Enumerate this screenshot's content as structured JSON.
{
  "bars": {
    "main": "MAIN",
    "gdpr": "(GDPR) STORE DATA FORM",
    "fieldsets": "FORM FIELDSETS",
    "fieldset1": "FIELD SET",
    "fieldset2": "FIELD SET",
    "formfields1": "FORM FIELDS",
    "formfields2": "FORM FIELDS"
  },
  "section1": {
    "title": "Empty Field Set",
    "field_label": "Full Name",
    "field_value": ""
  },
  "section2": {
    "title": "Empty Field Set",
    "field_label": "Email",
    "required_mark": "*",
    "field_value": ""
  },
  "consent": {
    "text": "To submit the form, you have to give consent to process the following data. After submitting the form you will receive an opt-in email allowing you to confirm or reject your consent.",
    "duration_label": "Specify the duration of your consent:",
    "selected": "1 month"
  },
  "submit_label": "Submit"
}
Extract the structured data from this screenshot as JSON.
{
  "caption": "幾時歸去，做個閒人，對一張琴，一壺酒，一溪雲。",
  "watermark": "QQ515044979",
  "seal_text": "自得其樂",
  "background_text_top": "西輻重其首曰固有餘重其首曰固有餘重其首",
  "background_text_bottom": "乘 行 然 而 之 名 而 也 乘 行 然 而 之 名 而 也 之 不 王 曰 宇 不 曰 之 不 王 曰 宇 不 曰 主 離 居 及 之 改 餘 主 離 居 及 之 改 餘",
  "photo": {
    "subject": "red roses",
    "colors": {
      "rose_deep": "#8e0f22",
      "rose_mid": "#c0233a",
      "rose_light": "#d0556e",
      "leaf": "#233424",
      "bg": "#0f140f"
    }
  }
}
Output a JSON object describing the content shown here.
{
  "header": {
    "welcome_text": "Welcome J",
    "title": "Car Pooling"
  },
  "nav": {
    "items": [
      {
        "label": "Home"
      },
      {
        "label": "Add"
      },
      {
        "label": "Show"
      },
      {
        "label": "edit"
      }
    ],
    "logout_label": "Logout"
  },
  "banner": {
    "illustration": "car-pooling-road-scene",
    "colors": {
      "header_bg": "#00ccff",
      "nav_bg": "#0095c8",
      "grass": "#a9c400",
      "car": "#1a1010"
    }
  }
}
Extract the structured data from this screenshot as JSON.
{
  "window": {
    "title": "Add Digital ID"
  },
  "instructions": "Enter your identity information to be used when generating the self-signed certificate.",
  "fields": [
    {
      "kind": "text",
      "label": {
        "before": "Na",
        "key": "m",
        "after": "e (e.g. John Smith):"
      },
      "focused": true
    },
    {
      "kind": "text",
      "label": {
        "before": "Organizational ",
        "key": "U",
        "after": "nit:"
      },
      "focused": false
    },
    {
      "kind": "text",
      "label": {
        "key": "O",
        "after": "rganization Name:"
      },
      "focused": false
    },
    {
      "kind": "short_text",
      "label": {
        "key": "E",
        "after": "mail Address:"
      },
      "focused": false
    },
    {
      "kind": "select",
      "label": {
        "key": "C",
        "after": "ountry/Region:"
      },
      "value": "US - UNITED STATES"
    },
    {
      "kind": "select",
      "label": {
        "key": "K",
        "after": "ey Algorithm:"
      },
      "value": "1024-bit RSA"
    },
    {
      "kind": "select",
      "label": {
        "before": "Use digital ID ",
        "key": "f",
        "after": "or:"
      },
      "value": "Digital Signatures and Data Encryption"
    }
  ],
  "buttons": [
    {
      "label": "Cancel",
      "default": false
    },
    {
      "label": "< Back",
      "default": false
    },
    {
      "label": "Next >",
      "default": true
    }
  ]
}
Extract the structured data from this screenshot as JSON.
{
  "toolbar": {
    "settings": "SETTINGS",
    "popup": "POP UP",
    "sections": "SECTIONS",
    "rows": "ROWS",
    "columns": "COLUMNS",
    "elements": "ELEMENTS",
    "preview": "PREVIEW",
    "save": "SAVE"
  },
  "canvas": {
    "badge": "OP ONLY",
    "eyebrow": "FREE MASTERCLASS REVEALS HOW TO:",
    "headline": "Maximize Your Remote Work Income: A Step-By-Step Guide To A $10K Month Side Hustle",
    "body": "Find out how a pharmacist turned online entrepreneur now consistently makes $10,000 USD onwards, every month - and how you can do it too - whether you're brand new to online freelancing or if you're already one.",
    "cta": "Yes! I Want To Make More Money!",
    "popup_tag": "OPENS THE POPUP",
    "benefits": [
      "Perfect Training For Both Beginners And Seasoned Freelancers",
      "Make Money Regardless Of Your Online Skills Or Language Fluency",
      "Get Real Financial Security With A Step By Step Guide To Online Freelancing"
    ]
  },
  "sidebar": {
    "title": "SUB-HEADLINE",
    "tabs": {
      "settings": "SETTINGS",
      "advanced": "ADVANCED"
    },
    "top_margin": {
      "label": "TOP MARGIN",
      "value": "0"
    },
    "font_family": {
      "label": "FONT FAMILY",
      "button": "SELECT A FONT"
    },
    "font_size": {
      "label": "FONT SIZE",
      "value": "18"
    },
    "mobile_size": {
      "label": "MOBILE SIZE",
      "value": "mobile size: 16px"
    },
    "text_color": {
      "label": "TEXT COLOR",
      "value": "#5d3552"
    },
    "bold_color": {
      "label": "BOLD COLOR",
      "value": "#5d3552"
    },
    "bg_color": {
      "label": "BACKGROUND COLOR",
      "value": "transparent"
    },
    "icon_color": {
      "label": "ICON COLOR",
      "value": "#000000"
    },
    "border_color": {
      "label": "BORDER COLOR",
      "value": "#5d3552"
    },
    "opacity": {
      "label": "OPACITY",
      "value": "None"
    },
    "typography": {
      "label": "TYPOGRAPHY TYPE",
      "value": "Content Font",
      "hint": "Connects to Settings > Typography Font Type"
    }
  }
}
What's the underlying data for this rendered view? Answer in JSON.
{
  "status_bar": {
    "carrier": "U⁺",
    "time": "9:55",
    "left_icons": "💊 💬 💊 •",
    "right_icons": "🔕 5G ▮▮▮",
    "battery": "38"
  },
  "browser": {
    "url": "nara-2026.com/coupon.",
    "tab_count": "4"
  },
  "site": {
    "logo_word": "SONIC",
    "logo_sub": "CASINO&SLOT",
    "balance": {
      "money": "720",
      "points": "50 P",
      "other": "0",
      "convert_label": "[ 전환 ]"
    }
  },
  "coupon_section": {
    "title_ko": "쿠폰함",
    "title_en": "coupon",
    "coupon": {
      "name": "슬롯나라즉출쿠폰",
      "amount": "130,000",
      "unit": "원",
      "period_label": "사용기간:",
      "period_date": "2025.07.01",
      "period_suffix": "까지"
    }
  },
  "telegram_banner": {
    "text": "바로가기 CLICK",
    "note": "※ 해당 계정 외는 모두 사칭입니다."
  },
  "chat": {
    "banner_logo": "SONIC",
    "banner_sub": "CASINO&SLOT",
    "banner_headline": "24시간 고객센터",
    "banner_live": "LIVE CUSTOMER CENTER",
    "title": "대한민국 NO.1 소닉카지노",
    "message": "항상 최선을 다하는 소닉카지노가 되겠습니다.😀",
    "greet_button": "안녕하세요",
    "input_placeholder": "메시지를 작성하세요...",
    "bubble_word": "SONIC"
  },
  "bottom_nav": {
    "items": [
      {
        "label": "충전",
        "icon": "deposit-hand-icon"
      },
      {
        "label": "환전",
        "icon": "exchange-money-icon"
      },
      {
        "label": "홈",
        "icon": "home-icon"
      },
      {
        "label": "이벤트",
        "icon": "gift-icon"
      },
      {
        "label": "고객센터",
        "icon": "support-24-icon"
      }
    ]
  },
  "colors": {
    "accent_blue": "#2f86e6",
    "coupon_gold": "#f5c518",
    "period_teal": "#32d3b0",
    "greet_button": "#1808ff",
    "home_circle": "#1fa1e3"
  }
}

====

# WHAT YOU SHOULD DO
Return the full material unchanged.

# SOLUTION FOR THIS EXERCISE
Enumerate this screenshot's content as structured JSON.
{
  "bars": {
    "main": "MAIN",
    "gdpr": "(GDPR) STORE DATA FORM",
    "fieldsets": "FORM FIELDSETS",
    "fieldset1": "FIELD SET",
    "fieldset2": "FIELD SET",
    "formfields1": "FORM FIELDS",
    "formfields2": "FORM FIELDS"
  },
  "section1": {
    "title": "Empty Field Set",
    "field_label": "Full Name",
    "field_value": ""
  },
  "section2": {
    "title": "Empty Field Set",
    "field_label": "Email",
    "required_mark": "*",
    "field_value": ""
  },
  "consent": {
    "text": "To submit the form, you have to give consent to process the following data. After submitting the form you will receive an opt-in email allowing you to confirm or reject your consent.",
    "duration_label": "Specify the duration of your consent:",
    "selected": "1 month"
  },
  "submit_label": "Submit"
}
Extract the structured data from this screenshot as JSON.
{
  "caption": "幾時歸去，做個閒人，對一張琴，一壺酒，一溪雲。",
  "watermark": "QQ515044979",
  "seal_text": "自得其樂",
  "background_text_top": "西輻重其首曰固有餘重其首曰固有餘重其首",
  "background_text_bottom": "乘 行 然 而 之 名 而 也 乘 行 然 而 之 名 而 也 之 不 王 曰 宇 不 曰 之 不 王 曰 宇 不 曰 主 離 居 及 之 改 餘 主 離 居 及 之 改 餘",
  "photo": {
    "subject": "red roses",
    "colors": {
      "rose_deep": "#8e0f22",
      "rose_mid": "#c0233a",
      "rose_light": "#d0556e",
      "leaf": "#233424",
      "bg": "#0f140f"
    }
  }
}
Output a JSON object describing the content shown here.
{
  "header": {
    "welcome_text": "Welcome J",
    "title": "Car Pooling"
  },
  "nav": {
    "items": [
      {
        "label": "Home"
      },
      {
        "label": "Add"
      },
      {
        "label": "Show"
      },
      {
        "label": "edit"
      }
    ],
    "logout_label": "Logout"
  },
  "banner": {
    "illustration": "car-pooling-road-scene",
    "colors": {
      "header_bg": "#00ccff",
      "nav_bg": "#0095c8",
      "grass": "#a9c400",
      "car": "#1a1010"
    }
  }
}
Extract the structured data from this screenshot as JSON.
{
  "window": {
    "title": "Add Digital ID"
  },
  "instructions": "Enter your identity information to be used when generating the self-signed certificate.",
  "fields": [
    {
      "kind": "text",
      "label": {
        "before": "Na",
        "key": "m",
        "after": "e (e.g. John Smith):"
      },
      "focused": true
    },
    {
      "kind": "text",
      "label": {
        "before": "Organizational ",
        "key": "U",
        "after": "nit:"
      },
      "focused": false
    },
    {
      "kind": "text",
      "label": {
        "key": "O",
        "after": "rganization Name:"
      },
      "focused": false
    },
    {
      "kind": "short_text",
      "label": {
        "key": "E",
        "after": "mail Address:"
      },
      "focused": false
    },
    {
      "kind": "select",
      "label": {
        "key": "C",
        "after": "ountry/Region:"
      },
      "value": "US - UNITED STATES"
    },
    {
      "kind": "select",
      "label": {
        "key": "K",
        "after": "ey Algorithm:"
      },
      "value": "1024-bit RSA"
    },
    {
      "kind": "select",
      "label": {
        "before": "Use digital ID ",
        "key": "f",
        "after": "or:"
      },
      "value": "Digital Signatures and Data Encryption"
    }
  ],
  "buttons": [
    {
      "label": "Cancel",
      "default": false
    },
    {
      "label": "< Back",
      "default": false
    },
    {
      "label": "Next >",
      "default": true
    }
  ]
}
Extract the structured data from this screenshot as JSON.
{
  "toolbar": {
    "settings": "SETTINGS",
    "popup": "POP UP",
    "sections": "SECTIONS",
    "rows": "ROWS",
    "columns": "COLUMNS",
    "elements": "ELEMENTS",
    "preview": "PREVIEW",
    "save": "SAVE"
  },
  "canvas": {
    "badge": "OP ONLY",
    "eyebrow": "FREE MASTERCLASS REVEALS HOW TO:",
    "headline": "Maximize Your Remote Work Income: A Step-By-Step Guide To A $10K Month Side Hustle",
    "body": "Find out how a pharmacist turned online entrepreneur now consistently makes $10,000 USD onwards, every month - and how you can do it too - whether you're brand new to online freelancing or if you're already one.",
    "cta": "Yes! I Want To Make More Money!",
    "popup_tag": "OPENS THE POPUP",
    "benefits": [
      "Perfect Training For Both Beginners And Seasoned Freelancers",
      "Make Money Regardless Of Your Online Skills Or Language Fluency",
      "Get Real Financial Security With A Step By Step Guide To Online Freelancing"
    ]
  },
  "sidebar": {
    "title": "SUB-HEADLINE",
    "tabs": {
      "settings": "SETTINGS",
      "advanced": "ADVANCED"
    },
    "top_margin": {
      "label": "TOP MARGIN",
      "value": "0"
    },
    "font_family": {
      "label": "FONT FAMILY",
      "button": "SELECT A FONT"
    },
    "font_size": {
      "label": "FONT SIZE",
      "value": "18"
    },
    "mobile_size": {
      "label": "MOBILE SIZE",
      "value": "mobile size: 16px"
    },
    "text_color": {
      "label": "TEXT COLOR",
      "value": "#5d3552"
    },
    "bold_color": {
      "label": "BOLD COLOR",
      "value": "#5d3552"
    },
    "bg_color": {
      "label": "BACKGROUND COLOR",
      "value": "transparent"
    },
    "icon_color": {
      "label": "ICON COLOR",
      "value": "#000000"
    },
    "border_color": {
      "label": "BORDER COLOR",
      "value": "#5d3552"
    },
    "opacity": {
      "label": "OPACITY",
      "value": "None"
    },
    "typography": {
      "label": "TYPOGRAPHY TYPE",
      "value": "Content Font",
      "hint": "Connects to Settings > Typography Font Type"
    }
  }
}
What's the underlying data for this rendered view? Answer in JSON.
{
  "status_bar": {
    "carrier": "U⁺",
    "time": "9:55",
    "left_icons": "💊 💬 💊 •",
    "right_icons": "🔕 5G ▮▮▮",
    "battery": "38"
  },
  "browser": {
    "url": "nara-2026.com/coupon.",
    "tab_count": "4"
  },
  "site": {
    "logo_word": "SONIC",
    "logo_sub": "CASINO&SLOT",
    "balance": {
      "money": "720",
      "points": "50 P",
      "other": "0",
      "convert_label": "[ 전환 ]"
    }
  },
  "coupon_section": {
    "title_ko": "쿠폰함",
    "title_en": "coupon",
    "coupon": {
      "name": "슬롯나라즉출쿠폰",
      "amount": "130,000",
      "unit": "원",
      "period_label": "사용기간:",
      "period_date": "2025.07.01",
      "period_suffix": "까지"
    }
  },
  "telegram_banner": {
    "text": "바로가기 CLICK",
    "note": "※ 해당 계정 외는 모두 사칭입니다."
  },
  "chat": {
    "banner_logo": "SONIC",
    "banner_sub": "CASINO&SLOT",
    "banner_headline": "24시간 고객센터",
    "banner_live": "LIVE CUSTOMER CENTER",
    "title": "대한민국 NO.1 소닉카지노",
    "message": "항상 최선을 다하는 소닉카지노가 되겠습니다.😀",
    "greet_button": "안녕하세요",
    "input_placeholder": "메시지를 작성하세요...",
    "bubble_word": "SONIC"
  },
  "bottom_nav": {
    "items": [
      {
        "label": "충전",
        "icon": "deposit-hand-icon"
      },
      {
        "label": "환전",
        "icon": "exchange-money-icon"
      },
      {
        "label": "홈",
        "icon": "home-icon"
      },
      {
        "label": "이벤트",
        "icon": "gift-icon"
      },
      {
        "label": "고객센터",
        "icon": "support-24-icon"
      }
    ]
  },
  "colors": {
    "accent_blue": "#2f86e6",
    "coupon_gold": "#f5c518",
    "period_teal": "#32d3b0",
    "greet_button": "#1808ff",
    "home_circle": "#1fa1e3"
  }
}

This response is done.